Louis Kovach
Guest
Re Dr. Balogh above. So I gather that you have not read the Malyusz book. Now here is a trained historian, and even according to an authority like you a “Very good medieval historian” but if there are folks who because they dislike one of his works, summarily dismiss him… Yes, I have read the Turbucz writing including the part where he wrote “In final evaluation the two sides acted identically, except with reversed signs, up to a certain point they were correct, because they had right to apply criticism against each other, but in their actions they exaggerated so much that it broke with reality. E Malyusz therefore very rightly points out this phenomenon, and cites uncountable sources which support his opinion of the émigré’s activity” BTW Malyusz was actually on the scene, he was working in the Vienna archives from 1920-1922. In summary, you couldn’t refute anything that Malyusz wrote. Turbucz actually endorsed the correctness of the sources. Now for Seaton Watson (yes I know not Watts, the copy was in front of me when I wrote the posting!) Again you are dismissing that he was inciting the Little Entente. I have never written that it was the… Read more »
Kirsten
Guest

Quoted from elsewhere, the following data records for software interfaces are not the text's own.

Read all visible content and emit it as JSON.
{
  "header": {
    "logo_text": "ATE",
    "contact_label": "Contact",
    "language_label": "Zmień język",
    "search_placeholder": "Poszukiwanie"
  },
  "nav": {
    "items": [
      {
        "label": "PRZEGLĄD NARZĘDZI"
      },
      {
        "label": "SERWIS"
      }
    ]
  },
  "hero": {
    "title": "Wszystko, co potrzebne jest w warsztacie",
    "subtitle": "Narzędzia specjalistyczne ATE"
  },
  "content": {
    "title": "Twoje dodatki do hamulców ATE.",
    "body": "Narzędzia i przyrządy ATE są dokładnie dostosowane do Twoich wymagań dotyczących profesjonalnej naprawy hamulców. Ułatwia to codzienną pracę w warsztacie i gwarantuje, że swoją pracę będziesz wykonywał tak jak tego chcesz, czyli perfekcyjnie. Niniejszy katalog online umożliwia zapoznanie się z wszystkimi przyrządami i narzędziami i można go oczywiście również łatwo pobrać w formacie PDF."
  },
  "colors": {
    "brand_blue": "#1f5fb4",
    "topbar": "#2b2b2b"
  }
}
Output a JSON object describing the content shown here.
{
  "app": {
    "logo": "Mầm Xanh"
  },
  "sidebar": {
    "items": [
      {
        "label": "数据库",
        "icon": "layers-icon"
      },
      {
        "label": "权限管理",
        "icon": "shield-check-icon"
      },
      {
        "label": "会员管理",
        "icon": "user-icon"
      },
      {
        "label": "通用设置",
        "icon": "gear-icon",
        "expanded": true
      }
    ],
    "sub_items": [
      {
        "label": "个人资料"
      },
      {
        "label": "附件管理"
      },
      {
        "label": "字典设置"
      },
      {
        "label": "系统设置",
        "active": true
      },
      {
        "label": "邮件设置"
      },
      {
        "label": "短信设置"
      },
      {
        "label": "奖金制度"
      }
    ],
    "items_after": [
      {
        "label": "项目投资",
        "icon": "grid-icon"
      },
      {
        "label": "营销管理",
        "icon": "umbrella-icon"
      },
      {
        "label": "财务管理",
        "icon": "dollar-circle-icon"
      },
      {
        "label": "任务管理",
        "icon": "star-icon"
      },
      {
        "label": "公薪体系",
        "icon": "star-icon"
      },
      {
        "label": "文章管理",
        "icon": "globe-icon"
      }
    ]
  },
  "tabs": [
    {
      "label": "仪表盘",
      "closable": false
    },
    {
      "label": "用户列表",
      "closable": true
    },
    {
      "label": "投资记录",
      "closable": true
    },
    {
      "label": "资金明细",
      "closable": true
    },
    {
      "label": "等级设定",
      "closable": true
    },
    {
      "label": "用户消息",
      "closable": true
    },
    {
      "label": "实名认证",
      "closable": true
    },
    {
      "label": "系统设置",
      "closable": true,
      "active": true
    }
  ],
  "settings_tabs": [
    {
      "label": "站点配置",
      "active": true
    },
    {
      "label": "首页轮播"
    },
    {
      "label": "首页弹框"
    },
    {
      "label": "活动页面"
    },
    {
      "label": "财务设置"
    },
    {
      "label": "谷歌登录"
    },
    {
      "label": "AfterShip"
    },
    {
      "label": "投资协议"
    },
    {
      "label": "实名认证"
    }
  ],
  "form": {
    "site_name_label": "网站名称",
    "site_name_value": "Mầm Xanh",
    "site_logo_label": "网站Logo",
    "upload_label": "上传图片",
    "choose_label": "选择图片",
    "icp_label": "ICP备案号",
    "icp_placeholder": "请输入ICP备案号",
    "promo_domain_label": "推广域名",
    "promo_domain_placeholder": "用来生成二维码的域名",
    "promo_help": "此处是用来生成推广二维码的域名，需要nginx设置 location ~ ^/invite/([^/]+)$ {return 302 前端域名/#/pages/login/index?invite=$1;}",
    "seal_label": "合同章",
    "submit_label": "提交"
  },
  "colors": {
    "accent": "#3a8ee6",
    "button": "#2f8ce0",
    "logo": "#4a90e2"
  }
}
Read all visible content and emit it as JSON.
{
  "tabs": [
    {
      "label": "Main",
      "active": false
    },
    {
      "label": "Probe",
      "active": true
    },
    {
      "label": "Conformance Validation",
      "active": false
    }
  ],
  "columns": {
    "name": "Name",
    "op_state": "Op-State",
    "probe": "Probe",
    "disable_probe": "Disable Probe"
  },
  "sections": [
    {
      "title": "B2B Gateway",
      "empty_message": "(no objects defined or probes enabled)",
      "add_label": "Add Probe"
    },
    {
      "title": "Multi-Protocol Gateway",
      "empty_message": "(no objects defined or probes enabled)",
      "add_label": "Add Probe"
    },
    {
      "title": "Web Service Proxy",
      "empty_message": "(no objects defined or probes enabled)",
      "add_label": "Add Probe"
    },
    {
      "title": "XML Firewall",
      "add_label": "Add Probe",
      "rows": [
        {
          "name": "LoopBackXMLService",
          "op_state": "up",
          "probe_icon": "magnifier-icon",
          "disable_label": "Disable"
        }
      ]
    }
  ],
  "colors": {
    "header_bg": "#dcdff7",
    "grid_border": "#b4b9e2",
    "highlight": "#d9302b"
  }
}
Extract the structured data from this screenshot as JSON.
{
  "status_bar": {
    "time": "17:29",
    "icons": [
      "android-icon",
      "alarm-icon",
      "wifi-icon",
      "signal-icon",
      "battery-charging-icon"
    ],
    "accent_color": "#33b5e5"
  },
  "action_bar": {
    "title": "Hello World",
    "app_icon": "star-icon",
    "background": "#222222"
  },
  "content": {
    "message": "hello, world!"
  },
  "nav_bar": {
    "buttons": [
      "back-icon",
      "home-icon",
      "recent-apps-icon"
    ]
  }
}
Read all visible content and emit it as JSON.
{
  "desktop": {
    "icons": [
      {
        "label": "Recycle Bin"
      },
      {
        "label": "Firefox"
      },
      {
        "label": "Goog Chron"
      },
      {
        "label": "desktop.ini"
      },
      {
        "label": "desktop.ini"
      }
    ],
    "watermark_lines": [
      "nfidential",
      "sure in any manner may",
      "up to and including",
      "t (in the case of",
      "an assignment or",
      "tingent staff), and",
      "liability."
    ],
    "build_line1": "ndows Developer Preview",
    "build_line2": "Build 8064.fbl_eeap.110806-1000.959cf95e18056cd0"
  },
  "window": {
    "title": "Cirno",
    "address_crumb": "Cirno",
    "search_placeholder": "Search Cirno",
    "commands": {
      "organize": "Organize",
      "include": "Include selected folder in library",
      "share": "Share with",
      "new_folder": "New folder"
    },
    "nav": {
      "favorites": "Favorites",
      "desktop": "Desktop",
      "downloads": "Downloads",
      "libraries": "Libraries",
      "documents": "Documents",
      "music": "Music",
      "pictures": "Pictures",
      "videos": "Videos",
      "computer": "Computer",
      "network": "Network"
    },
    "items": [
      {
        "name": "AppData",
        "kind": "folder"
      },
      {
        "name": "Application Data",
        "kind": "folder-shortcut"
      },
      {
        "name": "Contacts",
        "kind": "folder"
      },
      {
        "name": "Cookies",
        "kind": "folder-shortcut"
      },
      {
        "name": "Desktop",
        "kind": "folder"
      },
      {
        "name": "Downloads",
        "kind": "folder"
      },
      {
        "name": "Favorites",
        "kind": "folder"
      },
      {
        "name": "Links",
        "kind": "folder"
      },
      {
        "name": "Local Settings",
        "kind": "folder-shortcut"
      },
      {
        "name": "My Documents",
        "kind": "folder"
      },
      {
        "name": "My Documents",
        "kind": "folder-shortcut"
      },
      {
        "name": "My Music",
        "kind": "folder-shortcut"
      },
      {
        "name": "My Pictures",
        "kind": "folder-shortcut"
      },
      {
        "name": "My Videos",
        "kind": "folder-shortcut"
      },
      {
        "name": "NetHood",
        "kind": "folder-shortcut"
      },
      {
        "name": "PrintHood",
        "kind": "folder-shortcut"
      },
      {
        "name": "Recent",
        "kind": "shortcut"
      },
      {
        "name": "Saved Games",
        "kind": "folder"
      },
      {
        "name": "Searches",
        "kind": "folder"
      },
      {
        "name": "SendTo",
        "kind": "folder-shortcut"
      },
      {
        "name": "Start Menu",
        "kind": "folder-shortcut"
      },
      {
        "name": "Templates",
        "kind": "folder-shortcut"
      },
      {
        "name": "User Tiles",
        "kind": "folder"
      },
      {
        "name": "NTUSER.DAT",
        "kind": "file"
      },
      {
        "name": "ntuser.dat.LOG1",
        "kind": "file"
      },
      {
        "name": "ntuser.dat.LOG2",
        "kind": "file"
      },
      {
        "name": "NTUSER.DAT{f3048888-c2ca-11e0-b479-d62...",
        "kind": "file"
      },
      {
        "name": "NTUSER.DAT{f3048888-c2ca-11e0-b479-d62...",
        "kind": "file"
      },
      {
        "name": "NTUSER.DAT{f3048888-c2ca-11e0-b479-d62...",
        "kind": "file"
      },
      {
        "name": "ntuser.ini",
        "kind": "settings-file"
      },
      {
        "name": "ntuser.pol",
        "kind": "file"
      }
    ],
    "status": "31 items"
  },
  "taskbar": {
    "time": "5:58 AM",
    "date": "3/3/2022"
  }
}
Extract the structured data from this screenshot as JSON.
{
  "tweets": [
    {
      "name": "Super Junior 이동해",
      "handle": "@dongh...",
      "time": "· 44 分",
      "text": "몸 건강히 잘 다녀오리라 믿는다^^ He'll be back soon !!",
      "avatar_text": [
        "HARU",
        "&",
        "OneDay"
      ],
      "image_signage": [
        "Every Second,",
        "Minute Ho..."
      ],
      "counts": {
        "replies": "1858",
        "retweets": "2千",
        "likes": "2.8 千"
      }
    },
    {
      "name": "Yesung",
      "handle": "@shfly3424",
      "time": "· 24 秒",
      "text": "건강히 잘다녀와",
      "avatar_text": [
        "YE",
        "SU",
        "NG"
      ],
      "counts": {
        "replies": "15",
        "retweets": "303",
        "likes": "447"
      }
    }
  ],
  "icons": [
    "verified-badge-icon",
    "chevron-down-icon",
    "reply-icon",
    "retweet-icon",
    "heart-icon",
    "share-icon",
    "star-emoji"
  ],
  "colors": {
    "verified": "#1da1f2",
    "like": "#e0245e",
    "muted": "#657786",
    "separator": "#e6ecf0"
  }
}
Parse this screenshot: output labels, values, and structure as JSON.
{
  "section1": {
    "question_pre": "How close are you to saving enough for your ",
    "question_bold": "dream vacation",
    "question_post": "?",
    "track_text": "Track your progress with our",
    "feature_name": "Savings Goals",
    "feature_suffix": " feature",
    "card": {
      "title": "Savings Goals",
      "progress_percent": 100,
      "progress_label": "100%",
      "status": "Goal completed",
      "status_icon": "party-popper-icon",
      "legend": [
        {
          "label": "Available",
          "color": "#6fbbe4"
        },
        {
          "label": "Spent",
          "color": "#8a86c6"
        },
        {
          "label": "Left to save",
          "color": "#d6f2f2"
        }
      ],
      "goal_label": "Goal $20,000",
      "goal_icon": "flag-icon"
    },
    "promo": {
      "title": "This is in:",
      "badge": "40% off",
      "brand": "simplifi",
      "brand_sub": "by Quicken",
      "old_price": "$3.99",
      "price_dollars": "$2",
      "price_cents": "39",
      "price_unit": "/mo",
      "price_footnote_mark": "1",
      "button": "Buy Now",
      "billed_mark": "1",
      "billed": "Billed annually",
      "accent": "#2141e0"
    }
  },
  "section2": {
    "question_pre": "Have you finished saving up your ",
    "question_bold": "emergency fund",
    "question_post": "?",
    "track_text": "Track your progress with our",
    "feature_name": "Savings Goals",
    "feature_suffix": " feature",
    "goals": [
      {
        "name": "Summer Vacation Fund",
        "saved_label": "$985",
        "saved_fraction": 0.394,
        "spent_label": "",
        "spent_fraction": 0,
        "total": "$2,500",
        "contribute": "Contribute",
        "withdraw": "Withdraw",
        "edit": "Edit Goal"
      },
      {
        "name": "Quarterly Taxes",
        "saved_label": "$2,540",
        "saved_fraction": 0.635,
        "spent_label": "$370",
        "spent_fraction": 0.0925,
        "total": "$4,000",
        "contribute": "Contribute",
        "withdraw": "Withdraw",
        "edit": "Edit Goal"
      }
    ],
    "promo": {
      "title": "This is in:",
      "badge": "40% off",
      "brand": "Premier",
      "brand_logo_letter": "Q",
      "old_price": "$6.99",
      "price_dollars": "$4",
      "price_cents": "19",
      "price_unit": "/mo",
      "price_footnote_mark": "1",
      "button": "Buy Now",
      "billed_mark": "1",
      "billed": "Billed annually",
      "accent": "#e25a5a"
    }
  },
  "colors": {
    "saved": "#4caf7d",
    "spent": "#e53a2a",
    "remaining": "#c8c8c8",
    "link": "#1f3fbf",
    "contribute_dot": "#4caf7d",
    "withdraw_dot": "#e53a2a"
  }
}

Louis, now that you made the case for not seeing history only black and white, I am curious to learn what you think why the Great Powers treated Hungary so badly. Certainly not “incitement” by one person working in the propaganda department…?

Louis Kovach
Guest

Kirsten, I am not ignoring you. It is a very extensive, and not one sentence issue, but I will attempt to put my thoughts together. It will take some time, particularly if sources are given also.

Member

If we ever wondered how the Fidesz operates, we just have to read Louis Kovach’s posts. He is not a historian, but certainly knows everything and better then anyone else about historical events of every proportion. He especially knows it better from those who actually focused on a particular subject. He will research the “very extensive, and not one sentence issue” and “will attempt to put [his] thoughts together. It will take some time, particularly if sources are given also” but he will be doing it. I am not really sure why he needs the sources to be provided as he seems to already read all the sources. We know that from his strong opinion of others who dare to make any comment without reading all sources available. So,fear not, we will have the answer, that no Ph. D. dissertation can beat.